(Data extracted from a collection)
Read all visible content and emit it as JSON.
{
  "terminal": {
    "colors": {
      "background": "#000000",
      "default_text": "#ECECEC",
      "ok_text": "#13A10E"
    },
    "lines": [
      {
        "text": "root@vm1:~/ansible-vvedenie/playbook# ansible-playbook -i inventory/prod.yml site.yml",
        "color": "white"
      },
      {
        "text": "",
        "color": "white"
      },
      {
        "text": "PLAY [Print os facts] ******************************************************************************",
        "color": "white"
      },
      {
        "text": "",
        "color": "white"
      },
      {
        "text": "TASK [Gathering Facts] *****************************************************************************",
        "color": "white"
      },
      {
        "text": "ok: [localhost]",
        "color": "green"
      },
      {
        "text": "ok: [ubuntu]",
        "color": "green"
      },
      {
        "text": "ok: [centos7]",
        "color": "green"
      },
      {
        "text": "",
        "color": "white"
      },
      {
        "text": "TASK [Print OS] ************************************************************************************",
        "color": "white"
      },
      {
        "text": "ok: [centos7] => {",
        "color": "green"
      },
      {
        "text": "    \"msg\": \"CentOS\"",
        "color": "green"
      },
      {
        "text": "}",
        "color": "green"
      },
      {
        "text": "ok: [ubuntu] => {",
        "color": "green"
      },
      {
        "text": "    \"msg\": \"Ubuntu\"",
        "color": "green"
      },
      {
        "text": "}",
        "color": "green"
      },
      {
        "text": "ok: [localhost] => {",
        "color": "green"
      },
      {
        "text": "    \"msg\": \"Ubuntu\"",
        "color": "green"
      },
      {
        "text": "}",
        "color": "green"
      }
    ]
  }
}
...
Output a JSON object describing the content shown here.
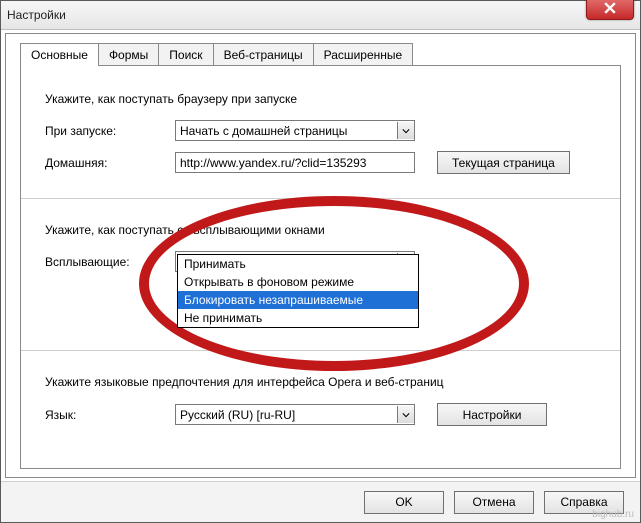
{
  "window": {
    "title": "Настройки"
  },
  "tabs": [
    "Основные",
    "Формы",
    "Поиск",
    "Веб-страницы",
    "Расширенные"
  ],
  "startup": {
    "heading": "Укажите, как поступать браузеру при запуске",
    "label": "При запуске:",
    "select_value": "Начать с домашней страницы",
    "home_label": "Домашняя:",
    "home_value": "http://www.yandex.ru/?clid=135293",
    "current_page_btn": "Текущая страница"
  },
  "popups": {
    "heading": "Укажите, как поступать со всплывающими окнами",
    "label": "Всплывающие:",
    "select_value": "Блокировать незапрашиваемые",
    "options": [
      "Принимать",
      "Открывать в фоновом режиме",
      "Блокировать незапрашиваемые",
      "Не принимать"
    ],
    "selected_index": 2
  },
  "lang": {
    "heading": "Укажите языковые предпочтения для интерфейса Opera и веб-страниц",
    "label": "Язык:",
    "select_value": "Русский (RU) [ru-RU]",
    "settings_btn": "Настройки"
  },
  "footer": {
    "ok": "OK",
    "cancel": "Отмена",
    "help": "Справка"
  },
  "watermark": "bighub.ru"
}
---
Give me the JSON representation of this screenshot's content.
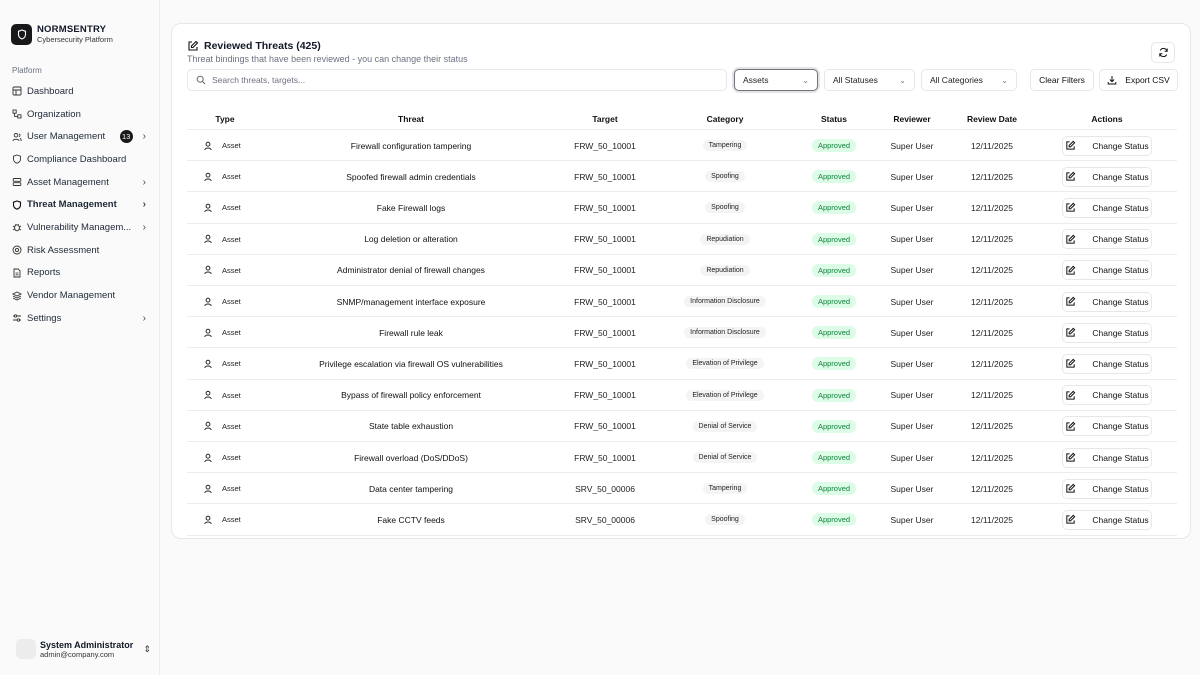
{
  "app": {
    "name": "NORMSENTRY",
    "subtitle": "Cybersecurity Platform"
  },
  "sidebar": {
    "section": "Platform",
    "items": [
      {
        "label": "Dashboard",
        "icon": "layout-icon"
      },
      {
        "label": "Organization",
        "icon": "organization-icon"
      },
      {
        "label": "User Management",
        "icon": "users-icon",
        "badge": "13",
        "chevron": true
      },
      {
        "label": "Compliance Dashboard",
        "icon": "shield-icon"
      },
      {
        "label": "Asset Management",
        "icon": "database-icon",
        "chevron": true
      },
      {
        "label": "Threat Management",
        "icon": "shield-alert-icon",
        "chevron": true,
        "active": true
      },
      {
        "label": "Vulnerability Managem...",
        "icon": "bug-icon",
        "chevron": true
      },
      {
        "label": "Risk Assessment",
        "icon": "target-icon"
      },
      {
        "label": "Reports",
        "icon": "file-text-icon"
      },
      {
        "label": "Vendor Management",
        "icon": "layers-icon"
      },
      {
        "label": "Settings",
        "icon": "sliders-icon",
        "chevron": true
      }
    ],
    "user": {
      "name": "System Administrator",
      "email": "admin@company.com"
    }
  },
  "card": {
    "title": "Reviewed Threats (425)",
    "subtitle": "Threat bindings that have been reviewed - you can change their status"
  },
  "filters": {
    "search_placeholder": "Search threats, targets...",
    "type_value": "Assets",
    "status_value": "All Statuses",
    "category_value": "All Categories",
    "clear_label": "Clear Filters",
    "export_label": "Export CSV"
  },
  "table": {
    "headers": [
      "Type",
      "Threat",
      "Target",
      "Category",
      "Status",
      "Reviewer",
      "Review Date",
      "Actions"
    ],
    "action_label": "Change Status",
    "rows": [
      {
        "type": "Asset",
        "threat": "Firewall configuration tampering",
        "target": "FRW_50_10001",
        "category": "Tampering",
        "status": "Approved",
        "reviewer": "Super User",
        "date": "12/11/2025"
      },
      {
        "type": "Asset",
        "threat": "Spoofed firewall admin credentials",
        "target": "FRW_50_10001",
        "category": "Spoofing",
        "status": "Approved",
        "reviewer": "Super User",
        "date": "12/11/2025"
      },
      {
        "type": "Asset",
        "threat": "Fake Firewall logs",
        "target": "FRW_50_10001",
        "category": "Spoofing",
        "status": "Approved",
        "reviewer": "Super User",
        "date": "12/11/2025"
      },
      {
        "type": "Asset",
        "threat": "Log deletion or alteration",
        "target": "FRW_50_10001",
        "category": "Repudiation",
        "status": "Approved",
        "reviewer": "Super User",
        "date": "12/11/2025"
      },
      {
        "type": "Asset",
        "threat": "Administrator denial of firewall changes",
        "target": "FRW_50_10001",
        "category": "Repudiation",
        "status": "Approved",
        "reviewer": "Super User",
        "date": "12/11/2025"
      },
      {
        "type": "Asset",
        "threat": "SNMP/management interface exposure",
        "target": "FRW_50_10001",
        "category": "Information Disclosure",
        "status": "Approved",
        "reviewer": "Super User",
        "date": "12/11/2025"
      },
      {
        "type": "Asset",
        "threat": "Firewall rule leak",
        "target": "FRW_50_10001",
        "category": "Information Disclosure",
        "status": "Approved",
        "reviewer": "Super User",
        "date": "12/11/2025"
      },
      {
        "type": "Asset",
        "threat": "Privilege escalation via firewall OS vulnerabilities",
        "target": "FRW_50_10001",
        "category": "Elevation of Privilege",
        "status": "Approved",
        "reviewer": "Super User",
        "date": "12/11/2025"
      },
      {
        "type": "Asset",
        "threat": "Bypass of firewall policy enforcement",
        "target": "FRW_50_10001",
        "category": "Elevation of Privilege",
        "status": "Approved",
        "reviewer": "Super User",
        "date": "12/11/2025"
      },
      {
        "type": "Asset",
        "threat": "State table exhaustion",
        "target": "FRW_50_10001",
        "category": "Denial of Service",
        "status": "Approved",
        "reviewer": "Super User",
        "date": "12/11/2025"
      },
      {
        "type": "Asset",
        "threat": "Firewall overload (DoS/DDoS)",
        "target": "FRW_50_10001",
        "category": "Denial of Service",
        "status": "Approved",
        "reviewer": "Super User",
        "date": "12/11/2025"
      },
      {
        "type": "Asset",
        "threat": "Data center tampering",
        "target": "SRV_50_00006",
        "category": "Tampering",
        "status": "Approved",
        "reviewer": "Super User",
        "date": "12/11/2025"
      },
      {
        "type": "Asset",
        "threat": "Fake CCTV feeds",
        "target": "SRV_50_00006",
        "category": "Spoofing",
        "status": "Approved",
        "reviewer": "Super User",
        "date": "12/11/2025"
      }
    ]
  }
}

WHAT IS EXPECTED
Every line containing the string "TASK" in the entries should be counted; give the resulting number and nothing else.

RESPONSE AREA
2